The products were considered adulterated in that a valuable constituent (lamb or duck depending on the example) had been omitted and, in the case of the lamb, another ingredient had been substituted. Also, the products were considered misbranded in that they were offered for sale under the name of another food or if the labeling is false or misleading.
Species substitution is against the law. These warning letters from FDA confirm what we all already know.
Species Substitution of a Different Elk
Kudos to FDA for issuing a Warning Letter for an alleged case of species substitution. It wasn’t seafood related, but it was a crack down on species substitution nonetheless. In this situation, FDA reports finding the following:
- Black Bear Burger product that actually contained elk/red deer meat
- Black Bear Steak product that actually contained Brown Bear
The take away from this Warning Letter is that species substitution may cause products to be adulterated and misbranded both violations of the Federal Food Drug and Cosmetic Act (the Act).
The products were considered adulterated in that a valuable constituent (Black Bear) had been omitted and another ingredient had been substituted. Also the products were considered misbranded in that they were offered for sale under the name of another food.
When customers aren’t getting what they pay, for be it Black Bear Steak or a grouper sandwich, they are getting cheated. And that is against the law.
Tips to Prevent Fraud

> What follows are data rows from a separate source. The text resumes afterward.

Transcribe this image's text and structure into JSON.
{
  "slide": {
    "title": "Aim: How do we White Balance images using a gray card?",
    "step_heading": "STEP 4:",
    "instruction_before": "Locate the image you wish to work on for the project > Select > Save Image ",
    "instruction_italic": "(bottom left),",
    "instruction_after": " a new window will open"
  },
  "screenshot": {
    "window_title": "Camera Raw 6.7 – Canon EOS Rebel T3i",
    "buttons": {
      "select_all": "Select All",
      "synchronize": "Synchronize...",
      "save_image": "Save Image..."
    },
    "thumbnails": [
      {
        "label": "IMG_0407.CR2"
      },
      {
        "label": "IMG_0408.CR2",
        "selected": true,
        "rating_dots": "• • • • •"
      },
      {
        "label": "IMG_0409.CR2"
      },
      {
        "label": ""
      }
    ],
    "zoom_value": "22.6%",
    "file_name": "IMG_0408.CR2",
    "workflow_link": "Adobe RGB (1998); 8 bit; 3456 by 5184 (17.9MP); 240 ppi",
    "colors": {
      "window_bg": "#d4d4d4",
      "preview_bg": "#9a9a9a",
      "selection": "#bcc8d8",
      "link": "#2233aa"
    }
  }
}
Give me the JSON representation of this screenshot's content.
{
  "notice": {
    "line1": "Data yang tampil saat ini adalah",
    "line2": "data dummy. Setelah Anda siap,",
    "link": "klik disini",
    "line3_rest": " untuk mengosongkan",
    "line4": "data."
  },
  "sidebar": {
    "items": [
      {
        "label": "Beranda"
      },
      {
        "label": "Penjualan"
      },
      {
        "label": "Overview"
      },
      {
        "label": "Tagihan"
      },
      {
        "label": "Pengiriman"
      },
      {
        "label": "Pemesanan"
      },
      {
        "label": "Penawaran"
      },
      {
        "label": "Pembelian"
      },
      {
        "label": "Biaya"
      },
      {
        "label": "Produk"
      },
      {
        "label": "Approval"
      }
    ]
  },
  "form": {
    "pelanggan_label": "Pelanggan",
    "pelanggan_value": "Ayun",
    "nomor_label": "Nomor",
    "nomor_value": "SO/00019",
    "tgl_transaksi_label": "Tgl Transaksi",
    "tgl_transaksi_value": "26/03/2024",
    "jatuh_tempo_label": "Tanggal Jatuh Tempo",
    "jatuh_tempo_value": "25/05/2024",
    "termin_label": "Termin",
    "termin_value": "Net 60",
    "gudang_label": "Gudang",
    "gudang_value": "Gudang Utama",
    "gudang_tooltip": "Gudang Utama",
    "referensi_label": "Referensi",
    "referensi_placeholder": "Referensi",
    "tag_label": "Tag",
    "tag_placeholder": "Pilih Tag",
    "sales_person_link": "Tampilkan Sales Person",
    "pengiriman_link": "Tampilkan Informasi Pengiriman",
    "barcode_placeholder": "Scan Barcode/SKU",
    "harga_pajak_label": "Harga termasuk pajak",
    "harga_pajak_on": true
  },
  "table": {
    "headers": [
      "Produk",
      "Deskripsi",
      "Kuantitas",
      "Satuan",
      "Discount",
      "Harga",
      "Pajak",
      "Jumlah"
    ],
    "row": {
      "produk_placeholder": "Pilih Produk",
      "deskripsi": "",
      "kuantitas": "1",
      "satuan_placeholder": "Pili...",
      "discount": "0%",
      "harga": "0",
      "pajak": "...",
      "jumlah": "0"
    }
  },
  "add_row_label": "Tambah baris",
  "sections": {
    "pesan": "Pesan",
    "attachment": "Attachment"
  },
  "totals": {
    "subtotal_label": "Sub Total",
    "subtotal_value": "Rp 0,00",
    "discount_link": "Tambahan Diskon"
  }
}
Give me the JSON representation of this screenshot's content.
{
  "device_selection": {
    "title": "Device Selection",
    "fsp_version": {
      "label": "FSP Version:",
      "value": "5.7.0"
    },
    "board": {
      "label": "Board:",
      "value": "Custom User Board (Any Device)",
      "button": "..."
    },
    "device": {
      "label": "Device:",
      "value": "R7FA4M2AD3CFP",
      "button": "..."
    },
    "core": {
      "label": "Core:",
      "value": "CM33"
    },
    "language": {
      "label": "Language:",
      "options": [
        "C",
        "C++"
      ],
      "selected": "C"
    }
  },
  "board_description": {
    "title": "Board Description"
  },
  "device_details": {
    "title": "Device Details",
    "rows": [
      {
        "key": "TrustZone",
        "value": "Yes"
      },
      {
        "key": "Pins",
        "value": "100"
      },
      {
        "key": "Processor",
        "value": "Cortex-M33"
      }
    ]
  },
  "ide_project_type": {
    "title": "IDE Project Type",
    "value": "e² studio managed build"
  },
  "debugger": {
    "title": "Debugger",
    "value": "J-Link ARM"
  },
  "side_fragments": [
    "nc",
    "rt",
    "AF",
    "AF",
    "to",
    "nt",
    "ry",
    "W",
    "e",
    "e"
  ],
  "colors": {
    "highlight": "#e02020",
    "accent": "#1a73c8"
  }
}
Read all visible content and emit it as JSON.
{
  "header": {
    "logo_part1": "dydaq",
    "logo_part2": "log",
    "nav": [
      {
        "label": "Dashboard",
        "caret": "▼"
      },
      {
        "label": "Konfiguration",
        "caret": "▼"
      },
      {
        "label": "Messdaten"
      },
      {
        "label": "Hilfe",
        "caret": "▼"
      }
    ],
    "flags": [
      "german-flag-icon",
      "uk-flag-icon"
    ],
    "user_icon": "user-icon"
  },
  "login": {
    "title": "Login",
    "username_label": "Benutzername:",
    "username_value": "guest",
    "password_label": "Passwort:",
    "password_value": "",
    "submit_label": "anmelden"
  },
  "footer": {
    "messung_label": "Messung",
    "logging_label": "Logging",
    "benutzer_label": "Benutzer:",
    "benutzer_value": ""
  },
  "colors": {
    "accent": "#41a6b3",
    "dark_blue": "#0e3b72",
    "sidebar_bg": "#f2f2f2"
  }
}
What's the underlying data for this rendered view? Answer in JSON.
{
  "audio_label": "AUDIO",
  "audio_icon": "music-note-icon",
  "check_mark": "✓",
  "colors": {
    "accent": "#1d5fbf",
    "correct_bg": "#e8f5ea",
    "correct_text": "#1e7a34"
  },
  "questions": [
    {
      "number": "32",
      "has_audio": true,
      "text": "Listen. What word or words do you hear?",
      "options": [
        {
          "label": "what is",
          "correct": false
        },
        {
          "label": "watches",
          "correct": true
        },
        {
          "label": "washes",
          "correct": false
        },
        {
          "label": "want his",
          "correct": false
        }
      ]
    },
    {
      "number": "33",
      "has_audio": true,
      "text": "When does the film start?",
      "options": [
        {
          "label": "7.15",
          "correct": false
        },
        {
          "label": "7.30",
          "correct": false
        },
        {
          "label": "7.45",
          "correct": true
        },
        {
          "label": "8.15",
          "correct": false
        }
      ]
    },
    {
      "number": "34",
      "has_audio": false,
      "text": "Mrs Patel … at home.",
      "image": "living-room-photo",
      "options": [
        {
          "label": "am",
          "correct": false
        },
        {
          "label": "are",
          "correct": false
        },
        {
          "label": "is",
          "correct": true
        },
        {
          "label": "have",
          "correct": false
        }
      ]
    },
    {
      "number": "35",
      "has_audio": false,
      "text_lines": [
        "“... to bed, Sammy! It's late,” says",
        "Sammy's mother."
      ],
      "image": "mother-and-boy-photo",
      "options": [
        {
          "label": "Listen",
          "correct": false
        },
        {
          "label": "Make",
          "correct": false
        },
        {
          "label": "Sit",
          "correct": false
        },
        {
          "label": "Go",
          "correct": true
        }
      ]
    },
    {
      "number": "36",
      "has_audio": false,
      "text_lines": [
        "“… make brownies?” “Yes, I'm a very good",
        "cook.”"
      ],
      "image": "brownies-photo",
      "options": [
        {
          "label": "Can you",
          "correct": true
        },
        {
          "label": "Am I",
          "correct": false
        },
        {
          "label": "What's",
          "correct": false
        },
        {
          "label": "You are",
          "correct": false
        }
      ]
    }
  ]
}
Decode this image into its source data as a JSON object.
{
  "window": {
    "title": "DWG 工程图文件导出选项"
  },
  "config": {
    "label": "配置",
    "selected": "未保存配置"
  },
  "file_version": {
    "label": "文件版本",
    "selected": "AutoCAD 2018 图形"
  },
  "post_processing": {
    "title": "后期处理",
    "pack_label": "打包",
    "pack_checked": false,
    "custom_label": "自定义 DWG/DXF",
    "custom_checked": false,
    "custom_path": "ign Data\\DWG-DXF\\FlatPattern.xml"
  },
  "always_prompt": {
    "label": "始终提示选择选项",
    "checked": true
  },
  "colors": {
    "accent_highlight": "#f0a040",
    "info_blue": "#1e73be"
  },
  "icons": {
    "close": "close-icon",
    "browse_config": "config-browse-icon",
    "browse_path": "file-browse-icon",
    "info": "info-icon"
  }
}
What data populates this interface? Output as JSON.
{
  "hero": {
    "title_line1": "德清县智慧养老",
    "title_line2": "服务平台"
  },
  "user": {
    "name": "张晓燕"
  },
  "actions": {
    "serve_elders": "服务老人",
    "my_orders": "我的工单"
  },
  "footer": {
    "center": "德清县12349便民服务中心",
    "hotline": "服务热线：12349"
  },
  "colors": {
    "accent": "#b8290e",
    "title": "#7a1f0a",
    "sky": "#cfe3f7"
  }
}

I just read an interesting article that came to my attention through Google Alerts. This online article – Crisis Management in the Poultry Industry Preparing for the Unexpected – provides some good general quick tips for purchasers to prevent being the recipient of fraudulent products. Suggestions like applying a risk rating to the goods you purchase, especially goods purchased on spot markets, or having sufficiently detailed product specifications which are agreed upon by both parties, or monitoring suppliers performance are among the nine tips provided. Although the audience is for the poultry industry (the article also will appear in the March 2011 issue of Poultry International), the tips are universal and can be adapted by seafood buyers to minimize the risk of being a victim of species substitution, illegal transshipment or even short weights.